**Work required**
Lines containing the word "playback" are to be copied from the data below.

(Dataset rows for apps and sites)
# # #

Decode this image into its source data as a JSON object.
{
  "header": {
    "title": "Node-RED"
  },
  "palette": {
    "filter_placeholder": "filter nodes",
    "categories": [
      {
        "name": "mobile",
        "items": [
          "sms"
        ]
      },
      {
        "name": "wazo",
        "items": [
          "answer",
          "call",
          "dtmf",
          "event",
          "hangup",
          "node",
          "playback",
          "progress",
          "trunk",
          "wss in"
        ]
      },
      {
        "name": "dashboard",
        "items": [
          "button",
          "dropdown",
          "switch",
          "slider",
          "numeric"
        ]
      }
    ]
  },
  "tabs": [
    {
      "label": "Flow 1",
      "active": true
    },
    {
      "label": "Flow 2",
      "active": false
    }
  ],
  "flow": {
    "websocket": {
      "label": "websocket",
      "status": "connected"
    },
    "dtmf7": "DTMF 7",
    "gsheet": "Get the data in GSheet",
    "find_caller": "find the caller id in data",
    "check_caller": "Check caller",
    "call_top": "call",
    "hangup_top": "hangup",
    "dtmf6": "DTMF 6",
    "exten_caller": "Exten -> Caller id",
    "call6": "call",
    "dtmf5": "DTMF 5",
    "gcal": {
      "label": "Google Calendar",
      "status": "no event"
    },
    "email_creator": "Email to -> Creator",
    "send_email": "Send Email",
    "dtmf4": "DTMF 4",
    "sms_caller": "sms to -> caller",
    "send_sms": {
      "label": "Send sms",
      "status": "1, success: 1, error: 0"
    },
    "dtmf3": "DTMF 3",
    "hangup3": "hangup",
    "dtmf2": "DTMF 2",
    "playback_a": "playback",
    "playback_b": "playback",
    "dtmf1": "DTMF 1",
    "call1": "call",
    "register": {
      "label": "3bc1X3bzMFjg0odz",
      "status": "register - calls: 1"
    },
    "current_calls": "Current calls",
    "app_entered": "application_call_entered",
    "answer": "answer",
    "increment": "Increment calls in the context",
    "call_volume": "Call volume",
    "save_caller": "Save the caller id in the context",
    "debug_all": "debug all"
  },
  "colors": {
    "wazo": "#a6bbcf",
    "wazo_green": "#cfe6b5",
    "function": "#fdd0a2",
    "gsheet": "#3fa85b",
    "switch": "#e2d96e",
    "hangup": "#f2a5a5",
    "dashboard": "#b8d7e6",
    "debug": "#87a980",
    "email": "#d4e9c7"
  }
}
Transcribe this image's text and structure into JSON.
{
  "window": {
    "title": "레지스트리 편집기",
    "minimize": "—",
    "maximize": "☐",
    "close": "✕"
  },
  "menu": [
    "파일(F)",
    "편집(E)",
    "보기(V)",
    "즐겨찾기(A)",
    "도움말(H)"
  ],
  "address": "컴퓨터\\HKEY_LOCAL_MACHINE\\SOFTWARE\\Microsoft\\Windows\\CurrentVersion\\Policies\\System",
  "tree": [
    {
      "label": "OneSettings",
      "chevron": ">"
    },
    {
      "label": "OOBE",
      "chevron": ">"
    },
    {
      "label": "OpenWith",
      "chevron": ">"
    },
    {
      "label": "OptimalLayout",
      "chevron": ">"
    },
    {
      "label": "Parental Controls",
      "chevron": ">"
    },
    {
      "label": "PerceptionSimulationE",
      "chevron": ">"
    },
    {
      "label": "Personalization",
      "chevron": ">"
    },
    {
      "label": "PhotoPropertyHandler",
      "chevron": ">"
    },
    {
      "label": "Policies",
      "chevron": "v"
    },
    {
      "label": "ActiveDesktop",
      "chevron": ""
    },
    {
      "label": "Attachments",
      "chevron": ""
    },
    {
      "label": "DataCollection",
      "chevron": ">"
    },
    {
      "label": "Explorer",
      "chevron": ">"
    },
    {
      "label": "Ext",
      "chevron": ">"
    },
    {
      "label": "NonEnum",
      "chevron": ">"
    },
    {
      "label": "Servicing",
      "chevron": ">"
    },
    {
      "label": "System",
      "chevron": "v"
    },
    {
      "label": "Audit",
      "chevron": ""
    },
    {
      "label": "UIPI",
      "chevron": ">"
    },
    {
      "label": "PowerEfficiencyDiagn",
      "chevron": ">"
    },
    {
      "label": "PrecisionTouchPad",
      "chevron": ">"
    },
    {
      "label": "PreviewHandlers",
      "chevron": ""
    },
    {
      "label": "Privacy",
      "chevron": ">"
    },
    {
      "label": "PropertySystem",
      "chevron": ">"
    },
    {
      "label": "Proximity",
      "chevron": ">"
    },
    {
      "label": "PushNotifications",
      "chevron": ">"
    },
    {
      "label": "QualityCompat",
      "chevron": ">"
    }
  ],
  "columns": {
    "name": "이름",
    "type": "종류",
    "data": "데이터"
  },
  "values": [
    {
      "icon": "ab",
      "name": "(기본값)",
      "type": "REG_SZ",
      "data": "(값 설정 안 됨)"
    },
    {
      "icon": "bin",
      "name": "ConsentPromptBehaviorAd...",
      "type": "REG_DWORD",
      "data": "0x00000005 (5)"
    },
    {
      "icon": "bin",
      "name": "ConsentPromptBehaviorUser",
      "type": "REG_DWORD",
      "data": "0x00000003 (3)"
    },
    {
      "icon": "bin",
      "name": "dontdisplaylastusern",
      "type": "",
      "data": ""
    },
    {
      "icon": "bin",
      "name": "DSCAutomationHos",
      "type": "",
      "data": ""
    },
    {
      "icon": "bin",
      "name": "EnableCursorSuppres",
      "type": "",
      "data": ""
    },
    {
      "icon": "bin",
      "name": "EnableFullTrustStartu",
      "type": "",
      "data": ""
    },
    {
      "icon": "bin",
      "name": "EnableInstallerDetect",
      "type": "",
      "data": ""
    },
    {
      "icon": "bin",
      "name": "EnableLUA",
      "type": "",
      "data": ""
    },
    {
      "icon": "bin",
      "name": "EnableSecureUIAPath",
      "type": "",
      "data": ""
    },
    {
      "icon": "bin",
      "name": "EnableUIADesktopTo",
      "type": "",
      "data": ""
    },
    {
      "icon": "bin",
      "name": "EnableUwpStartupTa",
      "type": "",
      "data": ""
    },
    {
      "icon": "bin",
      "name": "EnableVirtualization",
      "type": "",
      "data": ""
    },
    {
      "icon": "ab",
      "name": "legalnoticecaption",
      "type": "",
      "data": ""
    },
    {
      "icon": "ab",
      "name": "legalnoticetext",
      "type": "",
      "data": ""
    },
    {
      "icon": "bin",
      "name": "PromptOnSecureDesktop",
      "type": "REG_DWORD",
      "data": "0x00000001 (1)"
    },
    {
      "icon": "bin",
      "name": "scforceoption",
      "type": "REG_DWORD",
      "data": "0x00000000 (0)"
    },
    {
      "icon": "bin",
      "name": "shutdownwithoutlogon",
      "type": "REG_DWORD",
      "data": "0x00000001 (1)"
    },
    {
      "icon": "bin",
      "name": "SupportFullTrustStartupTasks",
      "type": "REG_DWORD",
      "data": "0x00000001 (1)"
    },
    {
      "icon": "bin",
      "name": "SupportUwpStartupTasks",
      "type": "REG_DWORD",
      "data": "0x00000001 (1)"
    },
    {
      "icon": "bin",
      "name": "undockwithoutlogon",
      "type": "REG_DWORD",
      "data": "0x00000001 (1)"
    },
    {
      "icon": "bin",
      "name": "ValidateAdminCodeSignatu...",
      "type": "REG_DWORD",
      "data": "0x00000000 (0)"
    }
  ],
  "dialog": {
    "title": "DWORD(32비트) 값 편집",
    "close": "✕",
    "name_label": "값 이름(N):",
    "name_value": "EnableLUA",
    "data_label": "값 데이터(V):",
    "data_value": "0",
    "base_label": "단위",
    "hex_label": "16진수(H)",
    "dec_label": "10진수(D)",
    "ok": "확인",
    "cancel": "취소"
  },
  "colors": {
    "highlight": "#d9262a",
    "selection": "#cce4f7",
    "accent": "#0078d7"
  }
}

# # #

**Expected answer**
          "playback",
    "playback_a": "playback",
    "playback_b": "playback",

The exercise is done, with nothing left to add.